“Wake-up call” for Australian Boards: Regulator identifies shortcomings in Bank’s practices
In the wake of the 2008 financial crisis and revelations concerning Wells Fargo’s sales practices, numerous reviews have been launched by regulators in Canada and around the world to examine financial institutions’ practices and procedures (we previously detailed reviews by Canadian regulators here). One of the banks under scrutiny was the Commonwealth Bank of Australia (“CBA”), which was subject to an inquiry by the Australian Prudential Regulation Authority (“APRA”). APRA’s final report, released on April 30, 2018 (the “Report”), emphasized the importance of regulatory inquiry into CBA’s affairs, since the past few years have seen an erosion of trust in banks: “‘Conduct risk’ has entered the lexicon of bank Boards and regulators as a clear and present danger”, the Report pronounced.
On August 28, 2017, APRA announced that it would establish a prudential inquiry into governance, culture, and accountability within the CBA, with a mandate to identify any “shortcomings in the frameworks and practices” in those areas and make any recommendations about how to address them.
As noted by the Report, the inquiry “followed a number of incidents in recent years that have damaged the reputation and public standing of the CBA group”, including: misconduct by financial advisors; fees for no service of financial advice; anti-money laundering breaches; and mis-selling of margin loans to retail customers and of credit card insurance. The Report concluded that the bank’s governance, culture, and accountability practices required substantial improvement.
The Report critically examines the CBA’s management of operational, compliance and conduct risks, and concludes that the CBA has demonstrated inadequate oversight of and accountability for non-financial risks, weak responsiveness, and an ineffective risk management framework.
While the Report notes that the CBA has undertaken a number of initiatives to strengthen its risk management capabilities, and improve the effectiveness of its Board and committees, it identified a number of significant issues, including:
- A lack of ownership over key risks at the Executive Committee level, and inadequate oversight and challenge of emerging non-financial risks;
- An overconfidence in the operation of the Board and its committees, as well as a lack of benchmarking to assess effectiveness;
- Weaknesses in the escalation and resolution of issues, incidents and risks;
- Inadequate reporting of customer complaints to the Executive Committee and the Board;
- Overly complex and bureaucratic decision making processes, including a flawed operational risk management framework;
- An emphasis on process rather than outcomes in operational risk and compliance; and

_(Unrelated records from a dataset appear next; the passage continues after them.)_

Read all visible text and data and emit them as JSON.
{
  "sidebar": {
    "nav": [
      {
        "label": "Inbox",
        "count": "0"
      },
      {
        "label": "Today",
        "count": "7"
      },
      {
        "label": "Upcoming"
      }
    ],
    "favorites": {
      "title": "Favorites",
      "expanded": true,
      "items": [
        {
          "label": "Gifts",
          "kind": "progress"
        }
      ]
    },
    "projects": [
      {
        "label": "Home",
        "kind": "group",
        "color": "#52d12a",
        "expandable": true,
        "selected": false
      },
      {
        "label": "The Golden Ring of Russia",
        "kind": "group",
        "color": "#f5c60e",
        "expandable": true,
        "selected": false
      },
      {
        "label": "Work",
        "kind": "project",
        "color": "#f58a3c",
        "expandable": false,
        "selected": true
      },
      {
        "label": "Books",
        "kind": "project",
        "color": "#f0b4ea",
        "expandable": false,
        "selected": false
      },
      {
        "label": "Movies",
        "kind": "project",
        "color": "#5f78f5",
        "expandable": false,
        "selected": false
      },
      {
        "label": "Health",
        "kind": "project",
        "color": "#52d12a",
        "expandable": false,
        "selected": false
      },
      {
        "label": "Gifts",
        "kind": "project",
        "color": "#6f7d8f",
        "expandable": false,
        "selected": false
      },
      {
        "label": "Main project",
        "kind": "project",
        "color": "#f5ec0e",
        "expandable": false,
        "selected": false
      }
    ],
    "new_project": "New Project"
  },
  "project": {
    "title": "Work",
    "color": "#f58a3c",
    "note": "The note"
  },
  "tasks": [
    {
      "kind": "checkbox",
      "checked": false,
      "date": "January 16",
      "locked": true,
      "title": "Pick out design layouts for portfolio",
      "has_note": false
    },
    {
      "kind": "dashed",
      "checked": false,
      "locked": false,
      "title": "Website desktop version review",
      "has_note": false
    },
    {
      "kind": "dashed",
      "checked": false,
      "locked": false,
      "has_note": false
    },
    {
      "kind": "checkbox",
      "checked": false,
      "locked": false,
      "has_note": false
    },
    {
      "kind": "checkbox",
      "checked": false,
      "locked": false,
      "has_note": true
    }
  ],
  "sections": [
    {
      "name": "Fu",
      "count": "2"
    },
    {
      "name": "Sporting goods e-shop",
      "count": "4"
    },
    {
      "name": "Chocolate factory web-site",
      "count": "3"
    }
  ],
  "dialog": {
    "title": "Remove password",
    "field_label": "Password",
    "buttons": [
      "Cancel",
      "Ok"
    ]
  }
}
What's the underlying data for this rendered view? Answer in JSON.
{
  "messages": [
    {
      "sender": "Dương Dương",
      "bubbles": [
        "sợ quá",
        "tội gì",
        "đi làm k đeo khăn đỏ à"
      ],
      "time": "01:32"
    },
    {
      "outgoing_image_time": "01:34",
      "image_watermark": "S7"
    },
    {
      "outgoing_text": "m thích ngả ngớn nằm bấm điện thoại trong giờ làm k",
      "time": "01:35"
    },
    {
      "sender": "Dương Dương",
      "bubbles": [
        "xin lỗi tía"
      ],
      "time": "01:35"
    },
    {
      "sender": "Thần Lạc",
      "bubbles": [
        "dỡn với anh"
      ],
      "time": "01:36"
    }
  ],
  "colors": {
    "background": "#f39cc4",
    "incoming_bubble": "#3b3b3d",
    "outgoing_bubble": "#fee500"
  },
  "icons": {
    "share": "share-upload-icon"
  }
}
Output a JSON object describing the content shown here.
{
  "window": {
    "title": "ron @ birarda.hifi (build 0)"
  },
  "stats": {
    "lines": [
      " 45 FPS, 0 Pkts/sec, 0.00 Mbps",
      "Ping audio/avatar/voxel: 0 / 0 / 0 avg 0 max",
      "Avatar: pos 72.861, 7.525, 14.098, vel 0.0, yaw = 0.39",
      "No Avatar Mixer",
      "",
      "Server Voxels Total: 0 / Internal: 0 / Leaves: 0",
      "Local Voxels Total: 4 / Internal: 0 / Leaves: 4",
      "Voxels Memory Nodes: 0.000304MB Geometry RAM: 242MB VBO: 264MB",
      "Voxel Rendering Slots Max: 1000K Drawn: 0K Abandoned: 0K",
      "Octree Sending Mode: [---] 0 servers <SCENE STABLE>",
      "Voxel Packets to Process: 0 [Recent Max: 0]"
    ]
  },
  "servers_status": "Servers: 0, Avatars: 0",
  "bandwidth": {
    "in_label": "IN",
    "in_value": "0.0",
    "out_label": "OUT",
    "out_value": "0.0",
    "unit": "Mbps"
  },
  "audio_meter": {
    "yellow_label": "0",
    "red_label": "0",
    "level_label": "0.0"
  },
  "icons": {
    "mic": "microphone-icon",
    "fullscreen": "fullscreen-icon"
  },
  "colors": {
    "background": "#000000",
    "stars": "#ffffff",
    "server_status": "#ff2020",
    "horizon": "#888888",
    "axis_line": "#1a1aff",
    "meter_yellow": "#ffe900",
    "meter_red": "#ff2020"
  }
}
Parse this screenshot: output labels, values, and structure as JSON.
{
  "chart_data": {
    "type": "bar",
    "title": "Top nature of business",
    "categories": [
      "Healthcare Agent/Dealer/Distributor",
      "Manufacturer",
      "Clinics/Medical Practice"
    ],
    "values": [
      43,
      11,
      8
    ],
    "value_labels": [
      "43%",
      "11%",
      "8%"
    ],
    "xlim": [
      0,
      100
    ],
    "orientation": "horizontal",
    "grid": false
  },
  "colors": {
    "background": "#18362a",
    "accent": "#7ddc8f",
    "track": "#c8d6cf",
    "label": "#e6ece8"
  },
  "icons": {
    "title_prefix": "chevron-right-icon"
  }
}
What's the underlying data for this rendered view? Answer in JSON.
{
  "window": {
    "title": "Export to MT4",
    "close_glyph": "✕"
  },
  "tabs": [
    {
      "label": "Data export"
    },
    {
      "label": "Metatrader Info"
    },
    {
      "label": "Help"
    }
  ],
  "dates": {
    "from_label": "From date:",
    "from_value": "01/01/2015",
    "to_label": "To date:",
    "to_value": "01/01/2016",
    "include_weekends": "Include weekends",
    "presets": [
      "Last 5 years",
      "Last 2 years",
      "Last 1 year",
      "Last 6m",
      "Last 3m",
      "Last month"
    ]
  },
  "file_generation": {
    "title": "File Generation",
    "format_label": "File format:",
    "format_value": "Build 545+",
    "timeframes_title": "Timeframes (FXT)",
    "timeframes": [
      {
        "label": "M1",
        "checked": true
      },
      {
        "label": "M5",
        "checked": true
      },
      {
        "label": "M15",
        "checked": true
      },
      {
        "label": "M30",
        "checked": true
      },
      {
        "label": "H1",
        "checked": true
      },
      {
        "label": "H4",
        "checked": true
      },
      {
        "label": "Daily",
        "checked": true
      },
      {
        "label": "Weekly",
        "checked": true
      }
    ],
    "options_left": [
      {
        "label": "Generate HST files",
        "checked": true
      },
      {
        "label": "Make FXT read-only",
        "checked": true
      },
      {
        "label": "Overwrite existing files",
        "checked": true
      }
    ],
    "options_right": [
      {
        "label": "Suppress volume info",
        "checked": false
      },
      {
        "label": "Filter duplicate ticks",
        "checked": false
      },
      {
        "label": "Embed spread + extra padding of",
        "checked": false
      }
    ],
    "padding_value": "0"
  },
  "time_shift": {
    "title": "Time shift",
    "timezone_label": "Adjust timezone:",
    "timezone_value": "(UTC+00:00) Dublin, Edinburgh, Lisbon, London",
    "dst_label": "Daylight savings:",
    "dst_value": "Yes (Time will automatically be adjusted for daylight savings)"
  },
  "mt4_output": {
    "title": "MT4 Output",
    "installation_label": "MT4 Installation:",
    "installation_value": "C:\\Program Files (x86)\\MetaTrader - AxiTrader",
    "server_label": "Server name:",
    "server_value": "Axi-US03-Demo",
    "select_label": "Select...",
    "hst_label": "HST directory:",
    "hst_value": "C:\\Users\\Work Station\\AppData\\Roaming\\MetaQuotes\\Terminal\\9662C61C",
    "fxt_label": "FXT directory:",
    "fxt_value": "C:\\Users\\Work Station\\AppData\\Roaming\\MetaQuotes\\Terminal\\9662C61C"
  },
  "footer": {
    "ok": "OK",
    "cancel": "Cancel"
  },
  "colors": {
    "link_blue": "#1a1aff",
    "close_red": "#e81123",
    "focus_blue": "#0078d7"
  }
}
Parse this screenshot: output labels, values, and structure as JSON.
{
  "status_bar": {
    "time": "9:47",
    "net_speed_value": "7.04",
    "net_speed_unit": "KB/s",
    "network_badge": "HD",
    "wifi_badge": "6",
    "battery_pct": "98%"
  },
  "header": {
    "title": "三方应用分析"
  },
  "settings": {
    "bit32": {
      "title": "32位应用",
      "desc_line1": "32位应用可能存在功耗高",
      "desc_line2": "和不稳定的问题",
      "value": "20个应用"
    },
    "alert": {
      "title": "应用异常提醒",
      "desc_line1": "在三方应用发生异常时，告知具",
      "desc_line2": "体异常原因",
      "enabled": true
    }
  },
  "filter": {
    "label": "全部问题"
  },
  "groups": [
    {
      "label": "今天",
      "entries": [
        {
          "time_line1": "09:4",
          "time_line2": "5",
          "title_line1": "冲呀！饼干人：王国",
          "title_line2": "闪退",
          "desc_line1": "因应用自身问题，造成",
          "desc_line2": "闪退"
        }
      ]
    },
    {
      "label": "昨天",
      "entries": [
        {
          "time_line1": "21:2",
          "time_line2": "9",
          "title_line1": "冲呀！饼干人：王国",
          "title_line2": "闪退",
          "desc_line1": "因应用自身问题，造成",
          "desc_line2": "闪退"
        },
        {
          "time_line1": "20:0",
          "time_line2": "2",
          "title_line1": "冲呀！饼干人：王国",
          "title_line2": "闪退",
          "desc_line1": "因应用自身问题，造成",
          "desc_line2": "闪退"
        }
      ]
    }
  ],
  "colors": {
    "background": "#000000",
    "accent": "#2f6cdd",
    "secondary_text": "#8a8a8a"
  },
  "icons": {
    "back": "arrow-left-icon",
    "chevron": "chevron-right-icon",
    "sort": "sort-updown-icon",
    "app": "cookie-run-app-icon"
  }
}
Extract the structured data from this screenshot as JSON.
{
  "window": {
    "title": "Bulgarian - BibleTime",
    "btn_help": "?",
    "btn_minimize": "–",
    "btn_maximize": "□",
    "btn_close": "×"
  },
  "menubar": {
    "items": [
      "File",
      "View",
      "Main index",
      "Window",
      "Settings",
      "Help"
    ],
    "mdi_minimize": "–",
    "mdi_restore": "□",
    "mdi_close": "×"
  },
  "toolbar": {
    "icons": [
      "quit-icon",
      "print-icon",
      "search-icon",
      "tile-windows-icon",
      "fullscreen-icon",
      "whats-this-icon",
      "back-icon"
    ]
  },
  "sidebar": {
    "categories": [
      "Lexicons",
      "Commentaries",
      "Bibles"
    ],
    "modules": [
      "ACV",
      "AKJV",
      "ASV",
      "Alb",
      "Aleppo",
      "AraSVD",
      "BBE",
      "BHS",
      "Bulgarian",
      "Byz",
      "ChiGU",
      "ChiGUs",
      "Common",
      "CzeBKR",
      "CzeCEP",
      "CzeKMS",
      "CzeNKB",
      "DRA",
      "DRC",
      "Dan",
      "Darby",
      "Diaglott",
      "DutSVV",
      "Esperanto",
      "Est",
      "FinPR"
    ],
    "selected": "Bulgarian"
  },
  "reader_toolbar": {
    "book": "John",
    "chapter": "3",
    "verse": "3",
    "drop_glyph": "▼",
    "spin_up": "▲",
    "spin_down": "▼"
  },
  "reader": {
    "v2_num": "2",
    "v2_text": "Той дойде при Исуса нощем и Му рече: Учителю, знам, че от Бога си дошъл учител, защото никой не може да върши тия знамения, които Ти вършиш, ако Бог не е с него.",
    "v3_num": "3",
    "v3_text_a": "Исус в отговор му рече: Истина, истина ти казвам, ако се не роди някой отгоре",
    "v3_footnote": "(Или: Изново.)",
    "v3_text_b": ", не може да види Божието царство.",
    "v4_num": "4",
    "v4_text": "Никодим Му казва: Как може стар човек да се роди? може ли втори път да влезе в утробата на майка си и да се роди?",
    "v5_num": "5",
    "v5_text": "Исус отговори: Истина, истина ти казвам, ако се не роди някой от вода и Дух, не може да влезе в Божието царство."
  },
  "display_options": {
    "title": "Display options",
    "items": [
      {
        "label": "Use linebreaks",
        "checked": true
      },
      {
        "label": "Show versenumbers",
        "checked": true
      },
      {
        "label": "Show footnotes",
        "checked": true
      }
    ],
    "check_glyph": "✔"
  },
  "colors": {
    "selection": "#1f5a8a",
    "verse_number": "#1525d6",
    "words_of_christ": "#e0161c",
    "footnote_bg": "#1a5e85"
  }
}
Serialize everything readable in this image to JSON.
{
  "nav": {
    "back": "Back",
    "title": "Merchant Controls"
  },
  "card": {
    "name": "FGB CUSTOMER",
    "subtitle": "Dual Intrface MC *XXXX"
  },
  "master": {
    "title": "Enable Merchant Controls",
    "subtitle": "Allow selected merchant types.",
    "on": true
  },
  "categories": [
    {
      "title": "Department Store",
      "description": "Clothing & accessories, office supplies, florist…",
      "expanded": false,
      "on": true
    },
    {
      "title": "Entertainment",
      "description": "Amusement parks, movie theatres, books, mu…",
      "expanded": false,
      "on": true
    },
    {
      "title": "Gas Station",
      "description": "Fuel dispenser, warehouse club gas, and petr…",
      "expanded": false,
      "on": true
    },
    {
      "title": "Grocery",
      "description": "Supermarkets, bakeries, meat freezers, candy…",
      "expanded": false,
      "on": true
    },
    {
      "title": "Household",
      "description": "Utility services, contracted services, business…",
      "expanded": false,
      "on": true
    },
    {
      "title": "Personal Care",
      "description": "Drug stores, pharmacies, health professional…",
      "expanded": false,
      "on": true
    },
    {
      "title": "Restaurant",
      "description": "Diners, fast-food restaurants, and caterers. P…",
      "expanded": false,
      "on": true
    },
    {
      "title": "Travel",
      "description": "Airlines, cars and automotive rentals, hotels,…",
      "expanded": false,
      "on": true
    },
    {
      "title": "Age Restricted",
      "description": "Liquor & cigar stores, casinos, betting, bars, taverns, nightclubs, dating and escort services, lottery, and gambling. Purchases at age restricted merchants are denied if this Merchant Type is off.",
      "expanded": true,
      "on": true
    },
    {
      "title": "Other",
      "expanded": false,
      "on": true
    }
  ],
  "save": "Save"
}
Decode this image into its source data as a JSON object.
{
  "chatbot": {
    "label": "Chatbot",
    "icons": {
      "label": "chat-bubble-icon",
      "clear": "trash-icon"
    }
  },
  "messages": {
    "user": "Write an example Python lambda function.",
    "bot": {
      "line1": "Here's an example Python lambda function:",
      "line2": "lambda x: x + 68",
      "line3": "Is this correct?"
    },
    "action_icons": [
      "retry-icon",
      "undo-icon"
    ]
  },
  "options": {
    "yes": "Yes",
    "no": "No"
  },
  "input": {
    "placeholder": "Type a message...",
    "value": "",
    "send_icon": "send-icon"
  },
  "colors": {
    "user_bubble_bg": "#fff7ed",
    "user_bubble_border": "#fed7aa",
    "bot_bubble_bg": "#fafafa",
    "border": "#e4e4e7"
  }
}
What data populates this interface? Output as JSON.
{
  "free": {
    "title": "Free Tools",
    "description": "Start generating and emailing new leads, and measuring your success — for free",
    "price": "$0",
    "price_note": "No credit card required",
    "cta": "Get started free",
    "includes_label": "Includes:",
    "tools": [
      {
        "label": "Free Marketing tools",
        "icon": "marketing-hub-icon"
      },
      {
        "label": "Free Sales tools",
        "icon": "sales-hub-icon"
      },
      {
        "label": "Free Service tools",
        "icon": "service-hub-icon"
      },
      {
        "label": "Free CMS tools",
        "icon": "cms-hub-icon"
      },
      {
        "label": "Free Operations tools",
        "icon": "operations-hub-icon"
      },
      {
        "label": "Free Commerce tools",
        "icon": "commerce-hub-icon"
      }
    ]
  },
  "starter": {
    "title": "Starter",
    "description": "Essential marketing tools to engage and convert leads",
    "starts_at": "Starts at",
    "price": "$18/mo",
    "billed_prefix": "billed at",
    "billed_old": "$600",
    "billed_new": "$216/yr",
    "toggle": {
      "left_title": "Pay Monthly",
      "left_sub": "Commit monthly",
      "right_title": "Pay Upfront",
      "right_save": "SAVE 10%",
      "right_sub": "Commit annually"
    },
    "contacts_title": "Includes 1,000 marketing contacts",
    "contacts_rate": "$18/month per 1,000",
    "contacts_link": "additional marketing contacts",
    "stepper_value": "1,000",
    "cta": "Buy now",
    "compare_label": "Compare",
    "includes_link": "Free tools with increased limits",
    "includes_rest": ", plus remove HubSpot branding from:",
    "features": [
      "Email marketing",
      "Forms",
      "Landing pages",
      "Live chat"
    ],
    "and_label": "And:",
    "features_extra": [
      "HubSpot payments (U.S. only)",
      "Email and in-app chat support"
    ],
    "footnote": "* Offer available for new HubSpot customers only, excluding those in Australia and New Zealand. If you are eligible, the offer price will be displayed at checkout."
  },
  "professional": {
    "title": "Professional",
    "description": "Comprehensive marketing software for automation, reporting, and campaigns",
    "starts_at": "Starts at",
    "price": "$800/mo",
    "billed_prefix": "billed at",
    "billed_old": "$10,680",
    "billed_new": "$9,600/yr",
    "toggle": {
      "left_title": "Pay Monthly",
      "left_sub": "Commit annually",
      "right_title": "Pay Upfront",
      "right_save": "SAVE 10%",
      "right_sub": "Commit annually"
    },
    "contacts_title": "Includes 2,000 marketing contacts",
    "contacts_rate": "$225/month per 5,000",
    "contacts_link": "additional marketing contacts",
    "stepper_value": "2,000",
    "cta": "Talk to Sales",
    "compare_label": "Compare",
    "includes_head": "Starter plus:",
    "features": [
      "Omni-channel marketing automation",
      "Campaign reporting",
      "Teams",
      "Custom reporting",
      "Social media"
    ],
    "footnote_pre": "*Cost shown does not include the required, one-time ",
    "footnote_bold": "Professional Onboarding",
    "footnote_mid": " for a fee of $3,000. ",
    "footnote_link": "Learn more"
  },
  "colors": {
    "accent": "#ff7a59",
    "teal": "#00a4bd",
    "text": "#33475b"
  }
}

- A flawed remuneration framework (wherein there are few disincentives for poor risk or customer outcomes and conversely few incentives to produce positive customer outcomes).
The Report identified these deficiencies as symptoms of the CBA’s ailing culture. In Particular, the Report found that the bank suffered from “organizational complacency”, with a reactive (instead of proactive) approach to risk, and that it had become insular and reluctant to generate or heed constructive criticism. In short, the Report found that the CBA neglected to focus on outcomes.
The Report sets out specific recommendations aimed at strengthening governance, accountability, culture, and remediation efforts within the CBA, calling for: more rigorous Board and Executive Committee governance over non-financial risks; scrupulous accountability standards (reinforced by remuneration practices); improved efficacy for operational risk management and compliance functions; and a shift in culture, intended to engender caution in customer dealings and a heightened awareness of risk identification and remediation.
Australia’s Treasurer, Scott Morrison, called the Report a “wake-up call” for all Board members in Australia, noting:
“The report, I think, is required reading not only for every financial institution in this country but, frankly, it should be the next item on the agenda of every single board meeting in this country regardless of whether you’re a bank or not. It goes to the heart of what responsibilities of board directors are.”
Implications for Canadian financial institutions
The findings and recommendations flowing from APRA’s review of the CBA can serve as a useful point of reflection for financial institutions around the world. The Report emphasizes the importance of accountability and delivers a number of tools to vigilantly combat non-financial risks and ensure compliance. Regulated entities should consider whether their own culture, governance, and accountability practices sufficiently meet fast changing regulatory and consumer expectations identified in the Report, and assess the robustness of their own organization’s culture of compliance.